“We are putting forward alternatives,” he said. “So it’s a cover when they keep saying: ‘You are not putting forward ideas’ - we are putting forward ideas.”
There have indeed been some alternatives to the existing Irish border solution put in place by the non-governmental Alternative Arrangement Commission that was set up in 2019.
Irish Backstop Solution Explained
No-deal Brexit is divisive issue among European and British politicians as it means that the UK leaves the European club overnight on 31 October without deal in place, with the Irish border emerging as one of the biggest challenges under a no-deal scenario.
Britain leaving the EU without a deal would mean a hard border between Northern Ireland, which is part of the UK, and the Republic of Ireland which is a part of the EU. The “Good Friday Agreement” that ended the bloody conflict between Irish nationalists and British loyalists in 1990s and established institutionalised North-South cooperation, was explicitly set to avoid this kind of scenario.

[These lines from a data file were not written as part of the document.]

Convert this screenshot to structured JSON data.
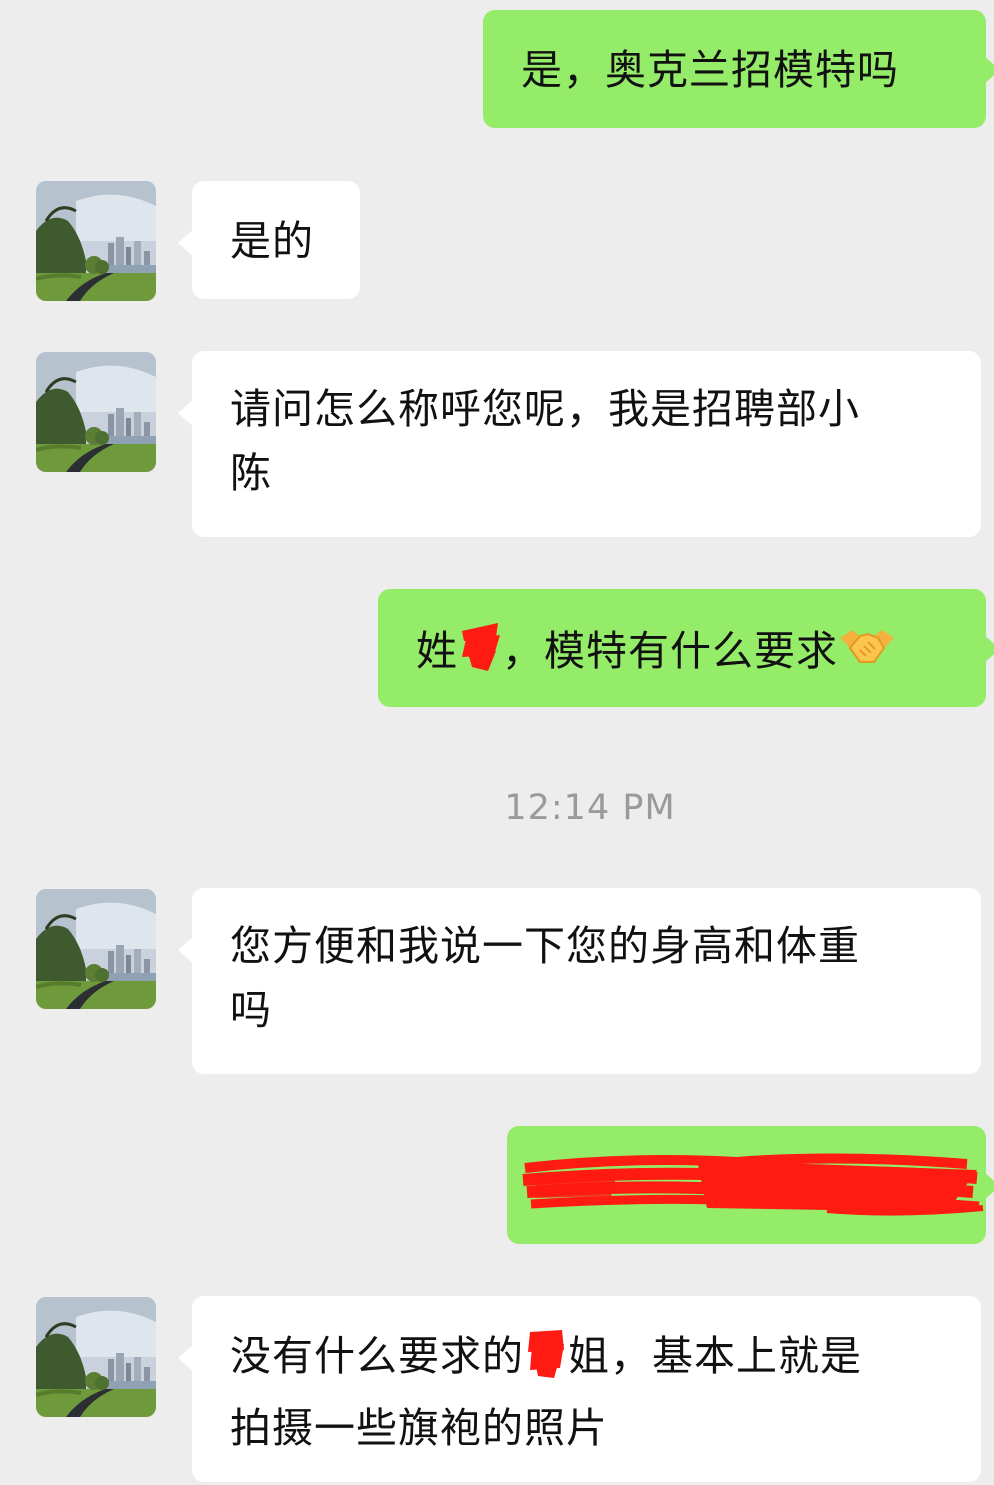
{
  "colors": {
    "background": "#ededed",
    "incoming_bubble": "#ffffff",
    "outgoing_bubble": "#95ec69",
    "redaction": "#ff1a12",
    "timestamp": "#9a9a9a"
  },
  "messages": [
    {
      "side": "out",
      "text": "是，奥克兰招模特吗"
    },
    {
      "side": "in",
      "avatar_icon": "landscape-avatar-icon",
      "text": "是的"
    },
    {
      "side": "in",
      "avatar_icon": "landscape-avatar-icon",
      "line1": "请问怎么称呼您呢，我是招聘部小",
      "line2": "陈"
    },
    {
      "side": "out",
      "text_before": "姓",
      "text_after": "，模特有什么要求",
      "redacted": true,
      "emoji": "handshake-emoji"
    },
    {
      "timestamp": "12:14 PM"
    },
    {
      "side": "in",
      "avatar_icon": "landscape-avatar-icon",
      "line1": "您方便和我说一下您的身高和体重",
      "line2": "吗"
    },
    {
      "side": "out",
      "redacted_full": true
    },
    {
      "side": "in",
      "avatar_icon": "landscape-avatar-icon",
      "line1_before": "没有什么要求的",
      "line1_after": "姐，基本上就是",
      "line2": "拍摄一些旗袍的照片",
      "redacted": true
    }
  ]
}
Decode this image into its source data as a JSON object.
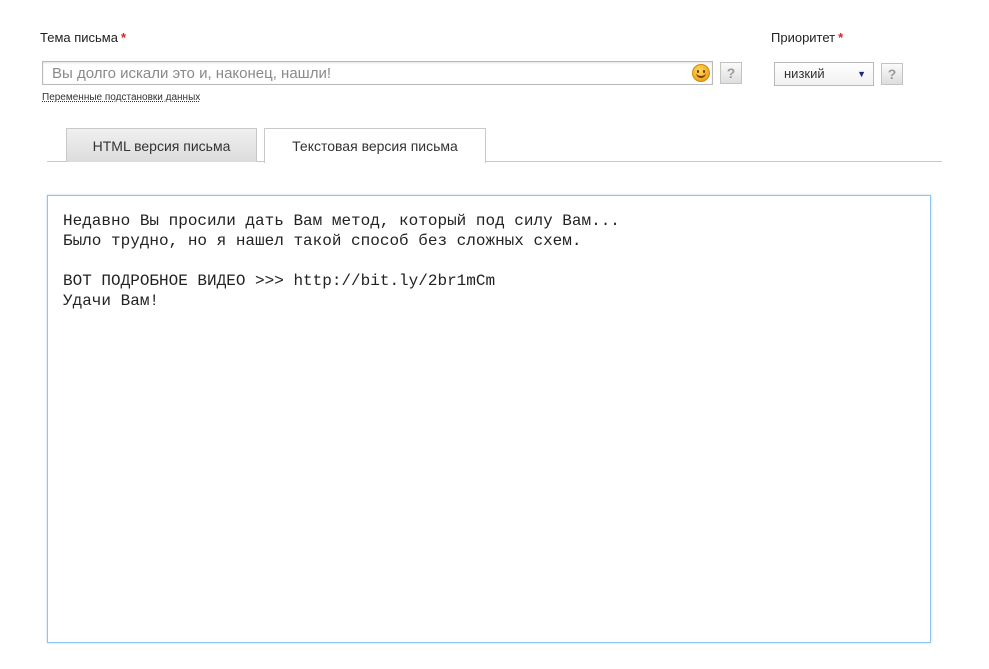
{
  "subject": {
    "label": "Тема письма",
    "required_mark": "*",
    "value": "Вы долго искали это и, наконец, нашли!",
    "help": "?",
    "vars_link": "Переменные подстановки данных"
  },
  "priority": {
    "label": "Приоритет",
    "required_mark": "*",
    "selected": "низкий",
    "arrow": "▼",
    "help": "?"
  },
  "tabs": [
    {
      "label": "HTML версия письма",
      "active": false
    },
    {
      "label": "Текстовая версия письма",
      "active": true
    }
  ],
  "editor": {
    "text": "Недавно Вы просили дать Вам метод, который под силу Вам...\nБыло трудно, но я нашел такой способ без сложных схем.\n\nВОТ ПОДРОБНОЕ ВИДЕО >>> http://bit.ly/2br1mCm\nУдачи Вам!"
  },
  "colors": {
    "required": "#e02020",
    "editor_border": "#8ec4ee",
    "select_arrow": "#1d2a7a"
  },
  "icons": {
    "smiley": "smiley-icon",
    "help": "question-icon"
  }
}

The Irish backstop option agreed by Johnson’s predecessor Theresa May means that Northern Ireland will have an open border with the Republic of Ireland, thereby remaining inside the customs union to retain a closer relationship with the EU. Some fear that this will potentially undermine British economic sovereignty and create different rules in Northern Ireland than in the rest of the UK. The deal is therefore unsatisfactory to many pro-Brexit British MPs, which explains why the existing Brexit deal was voted down by the UK Parliament three times this year.
Boris Johnson who is bitterly against the Irish backstop solution specified by the current Brexit deal wants to see it gone, while at the same time insisting that the border checks will not be established between Northern Ireland and the EU. Ahead of meetings with French President Emmanuel Macron and German Chancellor Angela Merkel last week he praised a report produced by the Alternative Arrangements Commission that proposed some alternatives to the existing Irish backstop solution.
The Alternative Arrangement Commission was set up this year by a think tank Prosperity UK and is chaired by Greg Hands and Nicky Morgan, in order to gather together technical experts and trade advisors that would come with solutions how to take UK out of the EU.
The report produced by the Commission thus suggested a way of avoiding checks at the Irish border, which would not stick Britain within custom union subjugated to the EU rules and standards.
One of the economic solutions in dealing with customs would be an introduction of mutually-recognised Trusted Trader Programme to assist large and small businesses in avoiding checks through a quarterly submission of self-assessed customs paperwork.
There was also a proposal of introduction of special economic zones in a range from 30 to 50 km within each side close to the border, while food safety inspections would be carried out by mobile units away from the border line.
Some technical solutions included provision of satellite navigation that would track lorries as they cross Irish border for custom checks and scanning of goods, rather than at the specified border.
The Alternative Arrangements Commission also argued that the best way of tackling the issue was to keep some common rules and standards for the whole island, which included some existing EU sanitary measures.
The EU officials did not directly endorse the report, which was still not an official governmental policy, specifying that the current Brexit deal is not negotiable.